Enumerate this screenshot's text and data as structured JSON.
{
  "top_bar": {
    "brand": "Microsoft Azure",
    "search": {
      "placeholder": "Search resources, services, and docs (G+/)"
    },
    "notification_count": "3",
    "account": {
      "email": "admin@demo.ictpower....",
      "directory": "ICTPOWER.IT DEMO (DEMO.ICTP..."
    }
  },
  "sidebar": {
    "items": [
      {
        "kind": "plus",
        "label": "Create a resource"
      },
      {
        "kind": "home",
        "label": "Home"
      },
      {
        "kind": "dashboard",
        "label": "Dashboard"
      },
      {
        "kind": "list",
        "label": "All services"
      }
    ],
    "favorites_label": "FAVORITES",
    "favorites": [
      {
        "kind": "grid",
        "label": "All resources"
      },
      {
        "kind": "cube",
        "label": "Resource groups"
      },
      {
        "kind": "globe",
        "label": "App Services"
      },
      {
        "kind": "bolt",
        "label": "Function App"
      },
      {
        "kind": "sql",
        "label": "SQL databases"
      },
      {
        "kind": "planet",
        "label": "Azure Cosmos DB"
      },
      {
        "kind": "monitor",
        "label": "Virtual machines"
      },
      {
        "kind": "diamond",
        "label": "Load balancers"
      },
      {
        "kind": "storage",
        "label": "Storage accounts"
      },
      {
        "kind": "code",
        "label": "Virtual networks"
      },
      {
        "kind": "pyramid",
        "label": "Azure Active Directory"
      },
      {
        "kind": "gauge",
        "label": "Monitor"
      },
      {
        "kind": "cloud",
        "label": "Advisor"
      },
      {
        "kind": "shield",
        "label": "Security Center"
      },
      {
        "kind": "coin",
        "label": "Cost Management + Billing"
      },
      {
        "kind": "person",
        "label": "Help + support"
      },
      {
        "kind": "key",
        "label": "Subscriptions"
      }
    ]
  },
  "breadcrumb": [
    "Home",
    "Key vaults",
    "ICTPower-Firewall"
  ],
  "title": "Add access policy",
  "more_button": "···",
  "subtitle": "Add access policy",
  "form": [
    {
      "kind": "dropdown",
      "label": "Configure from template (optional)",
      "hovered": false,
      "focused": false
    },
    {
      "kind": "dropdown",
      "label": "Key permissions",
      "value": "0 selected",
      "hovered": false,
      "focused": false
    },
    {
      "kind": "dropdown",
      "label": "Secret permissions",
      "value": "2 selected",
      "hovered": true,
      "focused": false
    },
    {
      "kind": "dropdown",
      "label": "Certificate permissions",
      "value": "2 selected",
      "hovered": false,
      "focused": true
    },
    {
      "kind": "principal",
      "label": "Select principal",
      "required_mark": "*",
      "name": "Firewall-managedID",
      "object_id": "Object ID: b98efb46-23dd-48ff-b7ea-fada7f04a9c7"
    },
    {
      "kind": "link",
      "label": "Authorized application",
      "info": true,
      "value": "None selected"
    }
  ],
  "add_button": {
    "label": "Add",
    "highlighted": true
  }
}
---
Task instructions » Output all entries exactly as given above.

Task response »
Enumerate this screenshot's text and data as structured JSON.
{
  "top_bar": {
    "brand": "Microsoft Azure",
    "search": {
      "placeholder": "Search resources, services, and docs (G+/)"
    },
    "notification_count": "3",
    "account": {
      "email": "admin@demo.ictpower....",
      "directory": "ICTPOWER.IT DEMO (DEMO.ICTP..."
    }
  },
  "sidebar": {
    "items": [
      {
        "kind": "plus",
        "label": "Create a resource"
      },
      {
        "kind": "home",
        "label": "Home"
      },
      {
        "kind": "dashboard",
        "label": "Dashboard"
      },
      {
        "kind": "list",
        "label": "All services"
      }
    ],
    "favorites_label": "FAVORITES",
    "favorites": [
      {
        "kind": "grid",
        "label": "All resources"
      },
      {
        "kind": "cube",
        "label": "Resource groups"
      },
      {
        "kind": "globe",
        "label": "App Services"
      },
      {
        "kind": "bolt",
        "label": "Function App"
      },
      {
        "kind": "sql",
        "label": "SQL databases"
      },
      {
        "kind": "planet",
        "label": "Azure Cosmos DB"
      },
      {
        "kind": "monitor",
        "label": "Virtual machines"
      },
      {
        "kind": "diamond",
        "label": "Load balancers"
      },
      {
        "kind": "storage",
        "label": "Storage accounts"
      },
      {
        "kind": "code",
        "label": "Virtual networks"
      },
      {
        "kind": "pyramid",
        "label": "Azure Active Directory"
      },
      {
        "kind": "gauge",
        "label": "Monitor"
      },
      {
        "kind": "cloud",
        "label": "Advisor"
      },
      {
        "kind": "shield",
        "label": "Security Center"
      },
      {
        "kind": "coin",
        "label": "Cost Management + Billing"
      },
      {
        "kind": "person",
        "label": "Help + support"
      },
      {
        "kind": "key",
        "label": "Subscriptions"
      }
    ]
  },
  "breadcrumb": [
    "Home",
    "Key vaults",
    "ICTPower-Firewall"
  ],
  "title": "Add access policy",
  "more_button": "···",
  "subtitle": "Add access policy",
  "form": [
    {
      "kind": "dropdown",
      "label": "Configure from template (optional)",
      "hovered": false,
      "focused": false
    },
    {
      "kind": "dropdown",
      "label": "Key permissions",
      "value": "0 selected",
      "hovered": false,
      "focused": false
    },
    {
      "kind": "dropdown",
      "label": "Secret permissions",
      "value": "2 selected",
      "hovered": true,
      "focused": false
    },
    {
      "kind": "dropdown",
      "label": "Certificate permissions",
      "value": "2 selected",
      "hovered": false,
      "focused": true
    },
    {
      "kind": "principal",
      "label": "Select principal",
      "required_mark": "*",
      "name": "Firewall-managedID",
      "object_id": "Object ID: b98efb46-23dd-48ff-b7ea-fada7f04a9c7"
    },
    {
      "kind": "link",
      "label": "Authorized application",
      "info": true,
      "value": "None selected"
    }
  ],
  "add_button": {
    "label": "Add",
    "highlighted": true
  }
}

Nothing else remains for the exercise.